### TASK DETAILS
Read the records that follow and state how many lines hold "time", adding nothing else.

### RECORDS SUPPLIED

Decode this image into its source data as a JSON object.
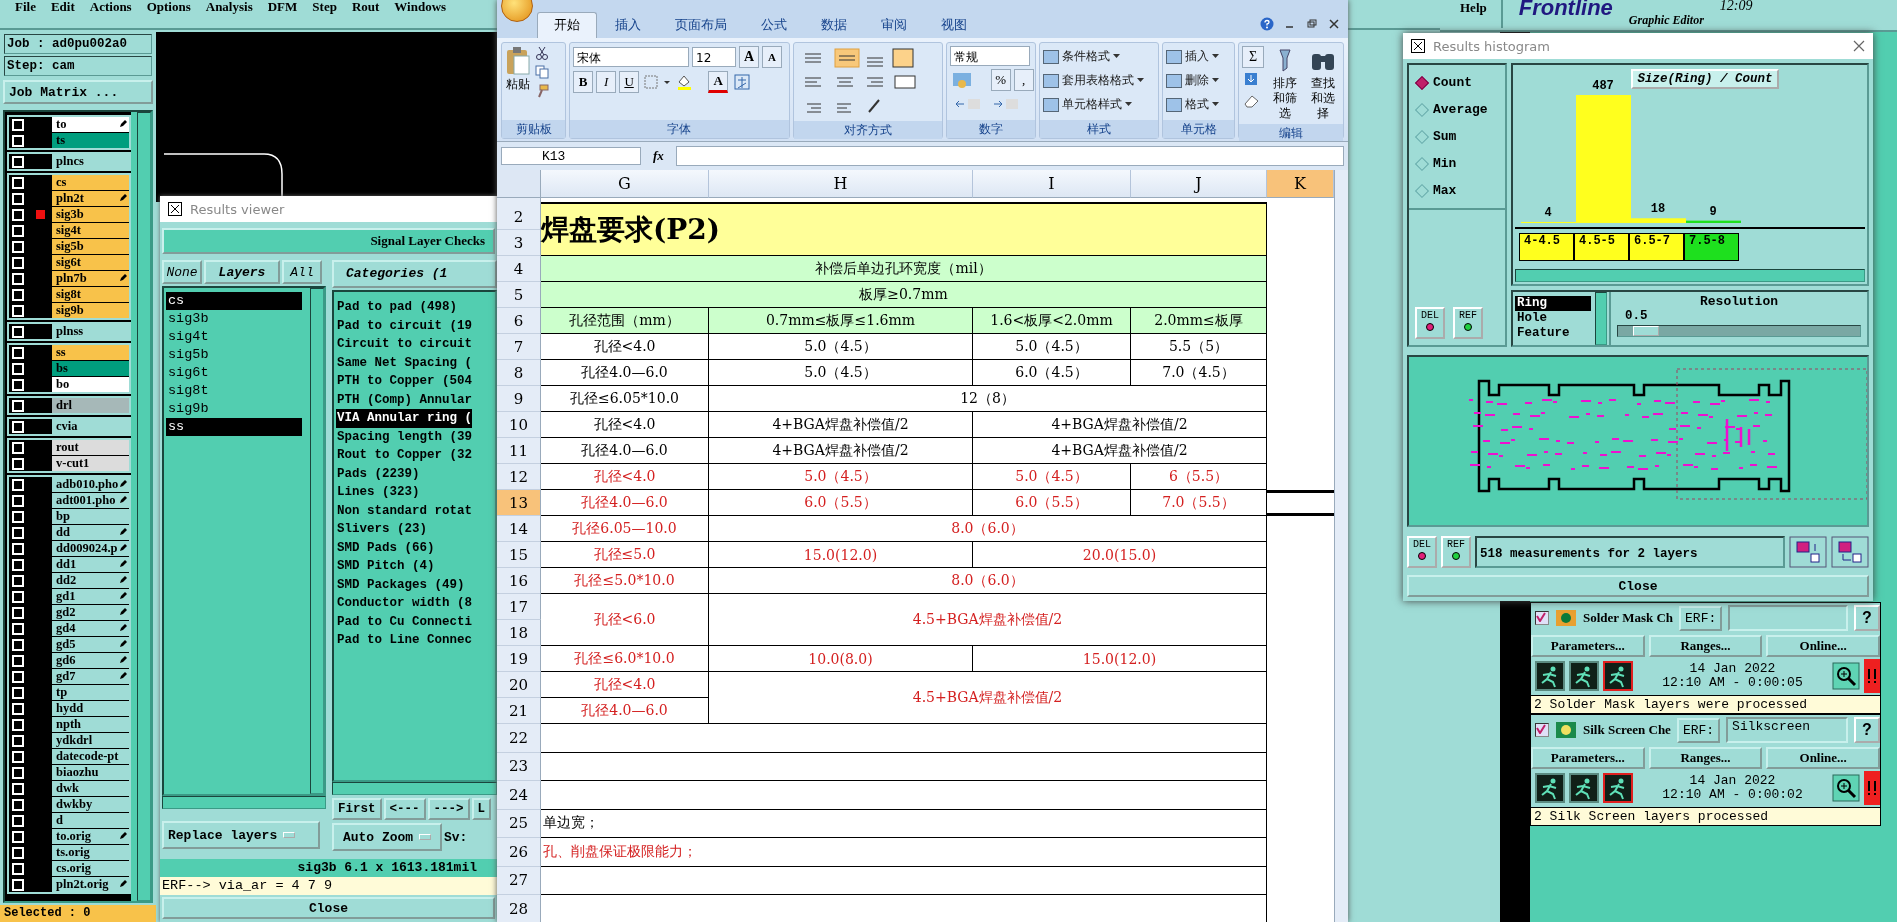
{
  "menu": {
    "items": [
      "File",
      "Edit",
      "Actions",
      "Options",
      "Analysis",
      "DFM",
      "Step",
      "Rout",
      "Windows"
    ],
    "help": "Help"
  },
  "header": {
    "logo": "Frontline",
    "subtitle": "Graphic Editor",
    "time": "12:09"
  },
  "job": {
    "job": "Job : ad0pu002a0",
    "step": "Step: cam",
    "matrix_button": "Job Matrix ..."
  },
  "layer_groups": [
    [
      {
        "name": "to",
        "color": "#ffffff",
        "tagged": true,
        "selected": false
      },
      {
        "name": "ts",
        "color": "#009e7e",
        "tagged": false,
        "selected": false
      }
    ],
    [
      {
        "name": "plncs",
        "color": "#9fdcd6",
        "tagged": false,
        "selected": false
      }
    ],
    [
      {
        "name": "cs",
        "color": "#f8c24a",
        "tagged": false,
        "selected": false
      },
      {
        "name": "pln2t",
        "color": "#f8c24a",
        "tagged": true,
        "selected": false
      },
      {
        "name": "sig3b",
        "color": "#f8c24a",
        "tagged": false,
        "selected": true
      },
      {
        "name": "sig4t",
        "color": "#f8c24a",
        "tagged": false,
        "selected": false
      },
      {
        "name": "sig5b",
        "color": "#f8c24a",
        "tagged": false,
        "selected": false
      },
      {
        "name": "sig6t",
        "color": "#f8c24a",
        "tagged": false,
        "selected": false
      },
      {
        "name": "pln7b",
        "color": "#f8c24a",
        "tagged": true,
        "selected": false
      },
      {
        "name": "sig8t",
        "color": "#f8c24a",
        "tagged": false,
        "selected": false
      },
      {
        "name": "sig9b",
        "color": "#f8c24a",
        "tagged": false,
        "selected": false
      }
    ],
    [
      {
        "name": "plnss",
        "color": "#9fdcd6",
        "tagged": false,
        "selected": false
      }
    ],
    [
      {
        "name": "ss",
        "color": "#f8c24a",
        "tagged": false,
        "selected": false
      },
      {
        "name": "bs",
        "color": "#009e7e",
        "tagged": false,
        "selected": false
      },
      {
        "name": "bo",
        "color": "#ffffff",
        "tagged": false,
        "selected": false
      }
    ],
    [
      {
        "name": "drl",
        "color": "#a6b8b8",
        "tagged": false,
        "selected": false
      }
    ],
    [
      {
        "name": "cvia",
        "color": "#9fdcd6",
        "tagged": false,
        "selected": false
      }
    ],
    [
      {
        "name": "rout",
        "color": "#dcdcdc",
        "tagged": false,
        "selected": false
      },
      {
        "name": "v-cut1",
        "color": "#dcdcdc",
        "tagged": false,
        "selected": false
      }
    ],
    [
      {
        "name": "adb010.pho",
        "color": "#9fdcd6",
        "tagged": true,
        "selected": false
      },
      {
        "name": "adt001.pho",
        "color": "#9fdcd6",
        "tagged": true,
        "selected": false
      },
      {
        "name": "bp",
        "color": "#9fdcd6",
        "tagged": false,
        "selected": false
      },
      {
        "name": "dd",
        "color": "#9fdcd6",
        "tagged": true,
        "selected": false
      },
      {
        "name": "dd009024.p",
        "color": "#9fdcd6",
        "tagged": true,
        "selected": false
      },
      {
        "name": "dd1",
        "color": "#9fdcd6",
        "tagged": true,
        "selected": false
      },
      {
        "name": "dd2",
        "color": "#9fdcd6",
        "tagged": true,
        "selected": false
      },
      {
        "name": "gd1",
        "color": "#9fdcd6",
        "tagged": true,
        "selected": false
      },
      {
        "name": "gd2",
        "color": "#9fdcd6",
        "tagged": true,
        "selected": false
      },
      {
        "name": "gd4",
        "color": "#9fdcd6",
        "tagged": true,
        "selected": false
      },
      {
        "name": "gd5",
        "color": "#9fdcd6",
        "tagged": true,
        "selected": false
      },
      {
        "name": "gd6",
        "color": "#9fdcd6",
        "tagged": true,
        "selected": false
      },
      {
        "name": "gd7",
        "color": "#9fdcd6",
        "tagged": true,
        "selected": false
      },
      {
        "name": "tp",
        "color": "#9fdcd6",
        "tagged": false,
        "selected": false
      },
      {
        "name": "hydd",
        "color": "#9fdcd6",
        "tagged": false,
        "selected": false
      },
      {
        "name": "npth",
        "color": "#9fdcd6",
        "tagged": false,
        "selected": false
      },
      {
        "name": "ydkdrl",
        "color": "#9fdcd6",
        "tagged": false,
        "selected": false
      },
      {
        "name": "datecode-pt",
        "color": "#9fdcd6",
        "tagged": false,
        "selected": false
      },
      {
        "name": "biaozhu",
        "color": "#9fdcd6",
        "tagged": false,
        "selected": false
      },
      {
        "name": "dwk",
        "color": "#9fdcd6",
        "tagged": false,
        "selected": false
      },
      {
        "name": "dwkby",
        "color": "#9fdcd6",
        "tagged": false,
        "selected": false
      },
      {
        "name": "d",
        "color": "#9fdcd6",
        "tagged": false,
        "selected": false
      },
      {
        "name": "to.orig",
        "color": "#9fdcd6",
        "tagged": true,
        "selected": false
      },
      {
        "name": "ts.orig",
        "color": "#9fdcd6",
        "tagged": false,
        "selected": false
      },
      {
        "name": "cs.orig",
        "color": "#9fdcd6",
        "tagged": false,
        "selected": false
      },
      {
        "name": "pln2t.orig",
        "color": "#9fdcd6",
        "tagged": true,
        "selected": false
      }
    ]
  ],
  "selected_status": "Selected : 0",
  "results_viewer": {
    "title": "Results viewer",
    "section": "Signal Layer Checks",
    "layer_buttons": [
      "None",
      "Layers",
      "All"
    ],
    "layers": [
      {
        "name": "cs",
        "selected": true
      },
      {
        "name": "sig3b",
        "selected": false
      },
      {
        "name": "sig4t",
        "selected": false
      },
      {
        "name": "sig5b",
        "selected": false
      },
      {
        "name": "sig6t",
        "selected": false
      },
      {
        "name": "sig8t",
        "selected": false
      },
      {
        "name": "sig9b",
        "selected": false
      },
      {
        "name": "ss",
        "selected": true
      }
    ],
    "categories_header": "Categories (1",
    "categories": [
      {
        "name": "Pad to pad (498)",
        "selected": false
      },
      {
        "name": "Pad to circuit (19",
        "selected": false
      },
      {
        "name": "Circuit to circuit",
        "selected": false
      },
      {
        "name": "Same Net Spacing (",
        "selected": false
      },
      {
        "name": "PTH to Copper (504",
        "selected": false
      },
      {
        "name": "PTH (Comp) Annular",
        "selected": false
      },
      {
        "name": "VIA Annular ring (",
        "selected": true
      },
      {
        "name": "Spacing length (39",
        "selected": false
      },
      {
        "name": "Rout to Copper (32",
        "selected": false
      },
      {
        "name": "Pads (2239)",
        "selected": false
      },
      {
        "name": "Lines (323)",
        "selected": false
      },
      {
        "name": "Non standard rotat",
        "selected": false
      },
      {
        "name": "Slivers (23)",
        "selected": false
      },
      {
        "name": "SMD Pads (66)",
        "selected": false
      },
      {
        "name": "SMD Pitch (4)",
        "selected": false
      },
      {
        "name": "SMD Packages (49)",
        "selected": false
      },
      {
        "name": "Conductor width (8",
        "selected": false
      },
      {
        "name": "Pad to Cu Connecti",
        "selected": false
      },
      {
        "name": "Pad to Line Connec",
        "selected": false
      }
    ],
    "nav_buttons": [
      "First",
      "<---",
      "--->",
      "L"
    ],
    "zoom_mode": "Auto Zoom",
    "sv_label": "Sv:",
    "replace_button": "Replace layers",
    "status": "sig3b 6.1 x 1613.181mil",
    "erf": "ERF--> via_ar = 4 7 9",
    "close": "Close"
  },
  "excel": {
    "tabs": [
      {
        "label": "开始",
        "selected": true
      },
      {
        "label": "插入",
        "selected": false
      },
      {
        "label": "页面布局",
        "selected": false
      },
      {
        "label": "公式",
        "selected": false
      },
      {
        "label": "数据",
        "selected": false
      },
      {
        "label": "审阅",
        "selected": false
      },
      {
        "label": "视图",
        "selected": false
      }
    ],
    "clipboard": {
      "paste": "粘贴",
      "label": "剪贴板"
    },
    "font": {
      "name": "宋体",
      "size": "12",
      "grow": "A",
      "shrink": "A",
      "bold": "B",
      "italic": "I",
      "underline": "U",
      "color_letter": "A",
      "label": "字体"
    },
    "alignment": {
      "label": "对齐方式"
    },
    "number": {
      "format": "常规",
      "percent": "%",
      "comma": ",",
      "label": "数字"
    },
    "styles": {
      "items": [
        "条件格式",
        "套用表格格式",
        "单元格样式"
      ],
      "label": "样式"
    },
    "cells": {
      "items": [
        "插入",
        "删除",
        "格式"
      ],
      "label": "单元格"
    },
    "editing": {
      "sum": "Σ",
      "sort": "排序和筛选",
      "find": "查找和选择",
      "label": "编辑"
    },
    "name_box": "K13",
    "fx": "fx",
    "columns": [
      {
        "label": "G",
        "selected": false
      },
      {
        "label": "H",
        "selected": false
      },
      {
        "label": "I",
        "selected": false
      },
      {
        "label": "J",
        "selected": false
      },
      {
        "label": "K",
        "selected": true
      }
    ],
    "rows": [
      {
        "row_labels": [
          "2",
          "3"
        ],
        "kind": "title",
        "selected": false,
        "cells": [
          {
            "text": "焊盘要求(P2)",
            "color": "#000000"
          }
        ]
      },
      {
        "row_labels": [
          "4"
        ],
        "kind": "header",
        "selected": false,
        "cells": [
          {
            "text": "补偿后单边孔环宽度（mil）",
            "color": "#000000"
          }
        ]
      },
      {
        "row_labels": [
          "5"
        ],
        "kind": "header",
        "selected": false,
        "cells": [
          {
            "text": "板厚≥0.7mm",
            "color": "#000000"
          }
        ]
      },
      {
        "row_labels": [
          "6"
        ],
        "kind": "header",
        "selected": false,
        "cells": [
          {
            "text": "孔径范围（mm）",
            "color": "#000000"
          },
          {
            "text": "0.7mm≤板厚≤1.6mm",
            "color": "#000000"
          },
          {
            "text": "1.6<板厚<2.0mm",
            "color": "#000000"
          },
          {
            "text": "2.0mm≤板厚",
            "color": "#000000"
          }
        ]
      },
      {
        "row_labels": [
          "7"
        ],
        "kind": "body",
        "selected": false,
        "cells": [
          {
            "text": "孔径<4.0",
            "color": "#000000"
          },
          {
            "text": "5.0（4.5）",
            "color": "#000000"
          },
          {
            "text": "5.0（4.5）",
            "color": "#000000"
          },
          {
            "text": "5.5（5）",
            "color": "#000000"
          }
        ]
      },
      {
        "row_labels": [
          "8"
        ],
        "kind": "body",
        "selected": false,
        "cells": [
          {
            "text": "孔径4.0—6.0",
            "color": "#000000"
          },
          {
            "text": "5.0（4.5）",
            "color": "#000000"
          },
          {
            "text": "6.0（4.5）",
            "color": "#000000"
          },
          {
            "text": "7.0（4.5）",
            "color": "#000000"
          }
        ]
      },
      {
        "row_labels": [
          "9"
        ],
        "kind": "body",
        "selected": false,
        "cells": [
          {
            "text": "孔径≤6.05*10.0",
            "color": "#000000"
          },
          {
            "text": "12（8）",
            "color": "#000000"
          }
        ]
      },
      {
        "row_labels": [
          "10"
        ],
        "kind": "body",
        "selected": false,
        "cells": [
          {
            "text": "孔径<4.0",
            "color": "#000000"
          },
          {
            "text": "4+BGA焊盘补偿值/2",
            "color": "#000000"
          },
          {
            "text": "4+BGA焊盘补偿值/2",
            "color": "#000000"
          }
        ]
      },
      {
        "row_labels": [
          "11"
        ],
        "kind": "body",
        "selected": false,
        "cells": [
          {
            "text": "孔径4.0—6.0",
            "color": "#000000"
          },
          {
            "text": "4+BGA焊盘补偿值/2",
            "color": "#000000"
          },
          {
            "text": "4+BGA焊盘补偿值/2",
            "color": "#000000"
          }
        ]
      },
      {
        "row_labels": [
          "12"
        ],
        "kind": "body",
        "selected": false,
        "cells": [
          {
            "text": "孔径<4.0",
            "color": "#d42020"
          },
          {
            "text": "5.0（4.5）",
            "color": "#d42020"
          },
          {
            "text": "5.0（4.5）",
            "color": "#d42020"
          },
          {
            "text": "6（5.5）",
            "color": "#d42020"
          }
        ]
      },
      {
        "row_labels": [
          "13"
        ],
        "kind": "body",
        "selected": true,
        "cells": [
          {
            "text": "孔径4.0—6.0",
            "color": "#d42020"
          },
          {
            "text": "6.0（5.5）",
            "color": "#d42020"
          },
          {
            "text": "6.0（5.5）",
            "color": "#d42020"
          },
          {
            "text": "7.0（5.5）",
            "color": "#d42020"
          }
        ]
      },
      {
        "row_labels": [
          "14"
        ],
        "kind": "body",
        "selected": false,
        "cells": [
          {
            "text": "孔径6.05—10.0",
            "color": "#d42020"
          },
          {
            "text": "8.0（6.0）",
            "color": "#d42020"
          }
        ]
      },
      {
        "row_labels": [
          "15"
        ],
        "kind": "body",
        "selected": false,
        "cells": [
          {
            "text": "孔径≤5.0",
            "color": "#d42020"
          },
          {
            "text": "15.0(12.0)",
            "color": "#d42020"
          },
          {
            "text": "20.0(15.0)",
            "color": "#d42020"
          }
        ]
      },
      {
        "row_labels": [
          "16"
        ],
        "kind": "body",
        "selected": false,
        "cells": [
          {
            "text": "孔径≤5.0*10.0",
            "color": "#d42020"
          },
          {
            "text": "8.0（6.0）",
            "color": "#d42020"
          }
        ]
      },
      {
        "row_labels": [
          "17",
          "18"
        ],
        "kind": "body",
        "selected": false,
        "cells": [
          {
            "text": "孔径<6.0",
            "color": "#d42020"
          },
          {
            "text": "4.5+BGA焊盘补偿值/2",
            "color": "#d42020"
          }
        ]
      },
      {
        "row_labels": [
          "19"
        ],
        "kind": "body",
        "selected": false,
        "cells": [
          {
            "text": "孔径≤6.0*10.0",
            "color": "#d42020"
          },
          {
            "text": "10.0(8.0)",
            "color": "#d42020"
          },
          {
            "text": "15.0(12.0)",
            "color": "#d42020"
          }
        ]
      },
      {
        "row_labels": [
          "20",
          "21"
        ],
        "kind": "body",
        "selected": false,
        "cells": [
          {
            "parts": [
              "孔径<4.0",
              "孔径4.0—6.0"
            ],
            "color": "#d42020"
          },
          {
            "text": "4.5+BGA焊盘补偿值/2",
            "color": "#d42020"
          }
        ]
      },
      {
        "row_labels": [
          "22"
        ],
        "kind": "blank",
        "selected": false
      },
      {
        "row_labels": [
          "23"
        ],
        "kind": "blank",
        "selected": false
      },
      {
        "row_labels": [
          "24"
        ],
        "kind": "blank",
        "selected": false
      },
      {
        "row_labels": [
          "25"
        ],
        "kind": "note",
        "selected": false,
        "cells": [
          {
            "text": "单边宽；",
            "color": "#000000"
          }
        ]
      },
      {
        "row_labels": [
          "26"
        ],
        "kind": "note",
        "selected": false,
        "cells": [
          {
            "text": "孔、削盘保证极限能力；",
            "color": "#d42020"
          }
        ]
      },
      {
        "row_labels": [
          "27"
        ],
        "kind": "blank",
        "selected": false
      },
      {
        "row_labels": [
          "28"
        ],
        "kind": "blank",
        "selected": false
      }
    ]
  },
  "histogram": {
    "title": "Results histogram",
    "modes": [
      {
        "label": "Count",
        "selected": true
      },
      {
        "label": "Average",
        "selected": false
      },
      {
        "label": "Sum",
        "selected": false
      },
      {
        "label": "Min",
        "selected": false
      },
      {
        "label": "Max",
        "selected": false
      }
    ],
    "chart_data": {
      "type": "bar",
      "title": "Size(Ring) / Count",
      "categories": [
        "4-4.5",
        "4.5-5",
        "6.5-7",
        "7.5-8"
      ],
      "values": [
        4,
        487,
        18,
        9
      ],
      "data_labels": true
    },
    "bins": [
      {
        "color": "#ffff1e"
      },
      {
        "color": "#ffff1e"
      },
      {
        "color": "#ffff1e"
      },
      {
        "color": "#1ee01e"
      }
    ],
    "measures": [
      {
        "label": "Ring",
        "selected": true
      },
      {
        "label": "Hole",
        "selected": false
      },
      {
        "label": "Feature",
        "selected": false
      }
    ],
    "resolution_label": "Resolution",
    "resolution_value": "0.5",
    "resolution": {
      "level": 0.06
    },
    "side_buttons": [
      "DEL",
      "REF"
    ],
    "bottom_buttons": [
      "DEL",
      "REF"
    ],
    "summary": "518 measurements for 2 layers",
    "close": "Close"
  },
  "checks": [
    {
      "name": "Solder Mask Ch",
      "checked": true,
      "erf_label": "ERF:",
      "help": "?",
      "buttons": [
        "Parameters...",
        "Ranges...",
        "Online..."
      ],
      "date": "14 Jan 2022",
      "time": "12:10 AM - 0:00:05",
      "message": "2 Solder Mask layers were processed"
    },
    {
      "name": "Silk Screen Che",
      "checked": true,
      "erf_label": "ERF:",
      "erf_value": "Silkscreen",
      "help": "?",
      "buttons": [
        "Parameters...",
        "Ranges...",
        "Online..."
      ],
      "date": "14 Jan 2022",
      "time": "12:10 AM - 0:00:02",
      "message": "2 Silk Screen layers processed"
    }
  ]
}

### RESPONSE TO THIS EXERCISE
3